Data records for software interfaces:
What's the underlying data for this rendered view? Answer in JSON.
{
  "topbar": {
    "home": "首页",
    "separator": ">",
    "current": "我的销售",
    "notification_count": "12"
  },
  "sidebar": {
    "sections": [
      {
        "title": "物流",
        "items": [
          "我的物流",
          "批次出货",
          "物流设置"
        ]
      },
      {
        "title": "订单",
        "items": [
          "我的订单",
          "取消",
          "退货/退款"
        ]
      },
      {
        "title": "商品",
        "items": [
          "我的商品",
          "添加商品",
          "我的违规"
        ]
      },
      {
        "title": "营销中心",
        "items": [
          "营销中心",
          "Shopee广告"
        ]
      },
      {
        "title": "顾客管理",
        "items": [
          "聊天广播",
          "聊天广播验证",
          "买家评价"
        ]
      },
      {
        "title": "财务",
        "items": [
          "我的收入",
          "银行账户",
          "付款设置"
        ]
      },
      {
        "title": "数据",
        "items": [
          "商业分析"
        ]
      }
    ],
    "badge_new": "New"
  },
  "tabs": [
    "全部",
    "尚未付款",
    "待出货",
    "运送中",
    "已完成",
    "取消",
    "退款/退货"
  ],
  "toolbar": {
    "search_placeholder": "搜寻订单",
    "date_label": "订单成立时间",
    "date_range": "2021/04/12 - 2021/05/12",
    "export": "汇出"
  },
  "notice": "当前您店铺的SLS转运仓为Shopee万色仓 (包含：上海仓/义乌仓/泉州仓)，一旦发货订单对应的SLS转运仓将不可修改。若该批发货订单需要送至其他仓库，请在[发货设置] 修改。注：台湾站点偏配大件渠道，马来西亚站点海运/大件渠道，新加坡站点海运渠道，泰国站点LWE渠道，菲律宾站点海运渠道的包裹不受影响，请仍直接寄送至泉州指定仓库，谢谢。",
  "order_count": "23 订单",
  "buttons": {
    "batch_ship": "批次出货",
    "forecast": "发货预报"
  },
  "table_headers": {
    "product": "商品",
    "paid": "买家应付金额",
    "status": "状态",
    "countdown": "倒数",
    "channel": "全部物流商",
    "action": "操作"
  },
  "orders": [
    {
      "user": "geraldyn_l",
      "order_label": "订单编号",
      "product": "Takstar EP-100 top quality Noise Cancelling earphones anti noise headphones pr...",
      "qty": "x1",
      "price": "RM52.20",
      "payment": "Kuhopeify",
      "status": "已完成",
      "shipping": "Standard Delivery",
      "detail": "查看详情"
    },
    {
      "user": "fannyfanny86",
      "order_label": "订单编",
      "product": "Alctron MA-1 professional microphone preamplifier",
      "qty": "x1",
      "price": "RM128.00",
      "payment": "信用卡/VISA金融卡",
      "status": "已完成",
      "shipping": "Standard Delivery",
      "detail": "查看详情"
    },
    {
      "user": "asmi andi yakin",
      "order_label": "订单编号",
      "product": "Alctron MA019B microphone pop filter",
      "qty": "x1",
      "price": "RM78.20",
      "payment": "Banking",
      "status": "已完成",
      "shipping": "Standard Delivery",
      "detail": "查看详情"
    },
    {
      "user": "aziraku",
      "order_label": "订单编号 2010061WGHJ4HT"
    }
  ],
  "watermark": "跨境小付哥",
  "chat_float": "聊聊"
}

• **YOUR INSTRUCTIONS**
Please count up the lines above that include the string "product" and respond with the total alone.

• **EXPECTED ANSWER**
4